Protein is very important for dogs, especially puppies because they are growing. All of the premium dog food has alot of protein. I don’t think we are going to stay on the puppy food until she is 2 years though. Our vet has recommended we switch to adult food around 1 year because the high protein diet also has alot of calories and we don’t want her to get overweight either!
Whatever you choose to do, make sure you get your dog premium food, not just something off the shelf at the grocery store!!
Post # 13
I fed my Bella dry puppy food for like 6 months and slowly started switching her over to wet food. Shes 16 months old and she is eating adult wet pate. Shes healthy and eat good…. The Vet said its fine and shes fine so thats all that matters lol 🙂
Post # 14
I am choosing Fromm Beef Fritatta Al Veg for our puppy. It has the right amount of calcium and not too much protien. The chunks are small enough for her to chew. Our new baby is a Golden Retriever and it’s a girl! We will name her Fiona. I am so excited I can barely stand the wait for her. I look at the ultrasound photos every day. I can’t wait for her to be born.

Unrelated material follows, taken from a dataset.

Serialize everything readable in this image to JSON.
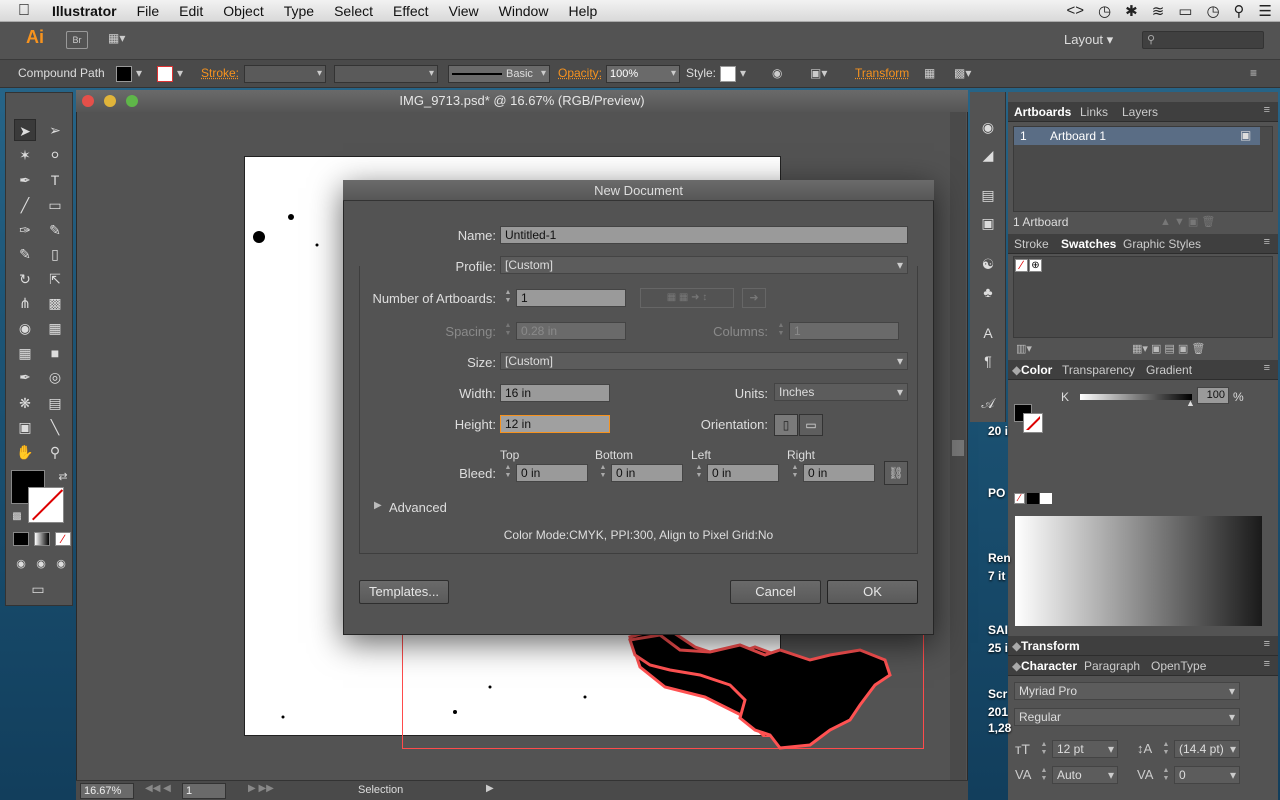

I surely hope there are enough of girls in this litter or I will be so disappointed.
Fromm is a high quality food and I know it will be a good choice for our baby. Thanks for your help.